The Lines Are Drawn: Political Cartoons of the Civil War, edited by Kristen M. Smith (Hill Street, $18.50). Imagine Abraham Lincoln dressed as Mother Hubbard while hunched over tea with his secretary of war, Edwin Stanton, who is similarly attired. Or picture Honest Abe as a court jester -- or even as the Devil himself. Lincoln provoked the ire of many satirical sketch artists during the great conflict, and many of the results can be found in The Lines Are Drawn. Edited by Kristen M. Smith (herself a cartoonist), this book collects a wide range of cartoons, comics and caricatures related to the Civil War. Smith has included 138 illustrations from such popular publications of the period as Harper's, Vanity Fair, London Punch, Southern Illustrated News and New York Illustrated News. Jefferson Davis and his Confederate cohorts fared as poorly as Lincoln and the Union; Davis is portrayed as a starving pauper and a caged bird, among other things.

I Ain't Got Time To Bleed: Reworking the Body Politic From the Bottom Up, by Jesse Ventura (Villard, $19.95). "If public service is going to work as it should, public servants have to know who the public they're serving really is. To do that they must first have spent time building a life the way we working people have, or our concerns will never be real to them." An excerpt from President Clinton's Between Hope and History? Nah. A passage from Mario Cuomo's Reason To Believe? Nuh-uh. The above quotation belongs to none other than Jesse Ventura, former Navy Seal, former pro wrestler and current occupant of the top seat at the Minnesota statehouse. In I Ain't Got Time to Bleed, Ventura lays out his views on pressing political concerns of the day, including taxes, education, gun control, welfare and other hot-button issues. He also details his storied progression from the Navy's most elite squad to the Minnesota governor's mansion.

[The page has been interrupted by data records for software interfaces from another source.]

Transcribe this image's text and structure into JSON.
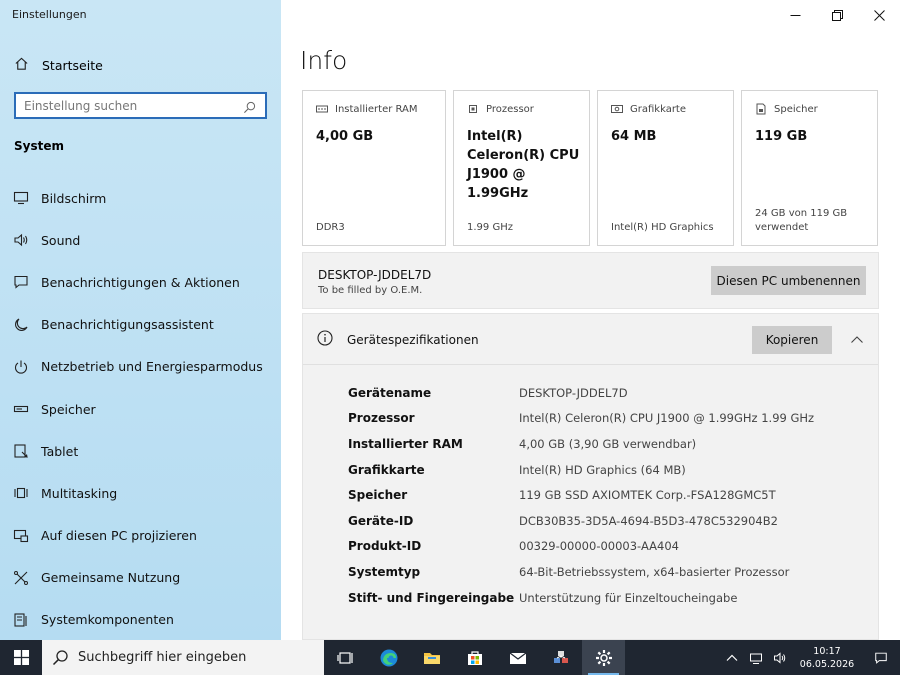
{
  "app_title": "Einstellungen",
  "sidebar": {
    "home_label": "Startseite",
    "search_placeholder": "Einstellung suchen",
    "section": "System",
    "items": [
      {
        "label": "Bildschirm",
        "icon": "monitor-icon"
      },
      {
        "label": "Sound",
        "icon": "speaker-icon"
      },
      {
        "label": "Benachrichtigungen & Aktionen",
        "icon": "notification-icon"
      },
      {
        "label": "Benachrichtigungsassistent",
        "icon": "moon-icon"
      },
      {
        "label": "Netzbetrieb und Energiesparmodus",
        "icon": "power-icon"
      },
      {
        "label": "Speicher",
        "icon": "storage-icon"
      },
      {
        "label": "Tablet",
        "icon": "tablet-icon"
      },
      {
        "label": "Multitasking",
        "icon": "multitasking-icon"
      },
      {
        "label": "Auf diesen PC projizieren",
        "icon": "project-icon"
      },
      {
        "label": "Gemeinsame Nutzung",
        "icon": "share-icon"
      },
      {
        "label": "Systemkomponenten",
        "icon": "components-icon"
      }
    ]
  },
  "main": {
    "title": "Info",
    "cards": [
      {
        "head": "Installierter RAM",
        "value": "4,00 GB",
        "sub": "DDR3"
      },
      {
        "head": "Prozessor",
        "value": "Intel(R) Celeron(R) CPU  J1900  @ 1.99GHz",
        "sub": "1.99 GHz"
      },
      {
        "head": "Grafikkarte",
        "value": "64 MB",
        "sub": "Intel(R) HD Graphics"
      },
      {
        "head": "Speicher",
        "value": "119 GB",
        "sub": "24 GB von 119 GB verwendet"
      }
    ],
    "pc_name": "DESKTOP-JDDEL7D",
    "pc_sub": "To be filled by O.E.M.",
    "rename_button": "Diesen PC umbenennen",
    "spec_title": "Gerätespezifikationen",
    "copy_button": "Kopieren",
    "specs": [
      {
        "k": "Gerätename",
        "v": "DESKTOP-JDDEL7D"
      },
      {
        "k": "Prozessor",
        "v": "Intel(R) Celeron(R) CPU  J1900  @ 1.99GHz   1.99 GHz"
      },
      {
        "k": "Installierter RAM",
        "v": "4,00 GB (3,90 GB verwendbar)"
      },
      {
        "k": "Grafikkarte",
        "v": "Intel(R) HD Graphics (64 MB)"
      },
      {
        "k": "Speicher",
        "v": "119 GB SSD AXIOMTEK Corp.-FSA128GMC5T"
      },
      {
        "k": "Geräte-ID",
        "v": "DCB30B35-3D5A-4694-B5D3-478C532904B2"
      },
      {
        "k": "Produkt-ID",
        "v": "00329-00000-00003-AA404"
      },
      {
        "k": "Systemtyp",
        "v": "64-Bit-Betriebssystem, x64-basierter Prozessor"
      },
      {
        "k": "Stift- und Fingereingabe",
        "v": "Unterstützung für Einzeltoucheingabe"
      }
    ]
  },
  "taskbar": {
    "search_placeholder": "Suchbegriff hier eingeben",
    "time": "10:17",
    "date": "06.05.2026"
  },
  "colors": {
    "sidebar_bg": "#bde0f3",
    "search_border": "#2b6cb8",
    "taskbar_bg": "#1f2631",
    "accent": "#76b9ed"
  }
}
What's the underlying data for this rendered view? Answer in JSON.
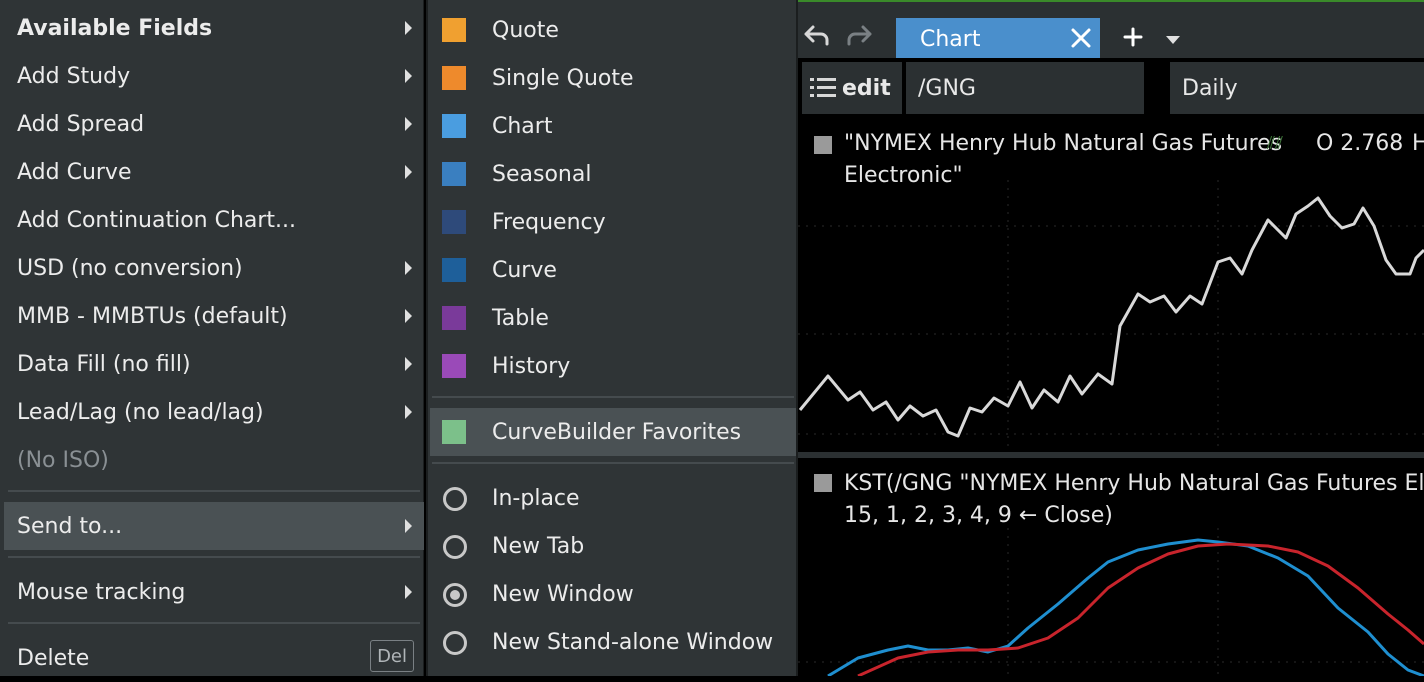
{
  "main_menu": {
    "items": [
      {
        "label": "Available Fields",
        "submenu": true,
        "bold": true
      },
      {
        "label": "Add Study",
        "submenu": true
      },
      {
        "label": "Add Spread",
        "submenu": true
      },
      {
        "label": "Add Curve",
        "submenu": true
      },
      {
        "label": "Add Continuation Chart...",
        "submenu": false
      },
      {
        "label": "USD (no conversion)",
        "submenu": true
      },
      {
        "label": "MMB - MMBTUs (default)",
        "submenu": true
      },
      {
        "label": "Data Fill (no fill)",
        "submenu": true
      },
      {
        "label": "Lead/Lag (no lead/lag)",
        "submenu": true
      },
      {
        "label": "(No ISO)",
        "submenu": false,
        "disabled": true
      }
    ],
    "send_to": "Send to...",
    "mouse_tracking": "Mouse tracking",
    "delete": "Delete",
    "delete_shortcut": "Del"
  },
  "sub_menu": {
    "views": [
      {
        "label": "Quote",
        "color": "#f0a030"
      },
      {
        "label": "Single Quote",
        "color": "#ee8a2c"
      },
      {
        "label": "Chart",
        "color": "#4a9de0"
      },
      {
        "label": "Seasonal",
        "color": "#3a7fc0"
      },
      {
        "label": "Frequency",
        "color": "#2e4a7a"
      },
      {
        "label": "Curve",
        "color": "#1e5f9a"
      },
      {
        "label": "Table",
        "color": "#7a3a9a"
      },
      {
        "label": "History",
        "color": "#9a4ab8"
      }
    ],
    "favorites": {
      "label": "CurveBuilder Favorites",
      "color": "#7cc08a"
    },
    "targets": [
      {
        "label": "In-place",
        "selected": false
      },
      {
        "label": "New Tab",
        "selected": false
      },
      {
        "label": "New Window",
        "selected": true
      },
      {
        "label": "New Stand-alone Window",
        "selected": false
      }
    ]
  },
  "chart_app": {
    "tab_label": "Chart",
    "edit_label": "edit",
    "symbol": "/GNG",
    "period": "Daily",
    "pane1": {
      "legend_line1": "\"NYMEX Henry Hub Natural Gas Futures",
      "open_label": "O 2.768",
      "cut_label": "H",
      "legend_line2": "Electronic\""
    },
    "pane2": {
      "legend_line1": "KST(/GNG \"NYMEX Henry Hub Natural Gas Futures Elec",
      "legend_line2": "15, 1, 2, 3, 4, 9 ← Close)"
    },
    "colors": {
      "accent": "#4a8fcc",
      "price_line": "#d9d9d9",
      "kst": "#1f8fd0",
      "signal": "#c8242c"
    }
  }
}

Those Damn Yankees: The Secret Life of America's Greatest Franchise, by Dean Chadwin (Verso, $25). "No ballclub," the author writes," has been more loved or more hated than the New York Yankees." And never more so, perhaps, than after the team's stupendous performance in 1998. But Chadwin points out that the Yankees' win-loss record was nothing compared to that of the 1869 Cincinnati Red Stockings, who "went unbeaten, suffering only one tie in sixty contests." Nonetheless, the Yankees dominated the majors in 1998, by dint of a process of player acquisition that Chadwin calls "poaching." "Unless the sport's financial structure is altered profoundly," he argues, " the Bronx Bombers wil always be predators, snatching players . . . from teams that could no longer afford their services and outbidding all comers for free agents. . . ."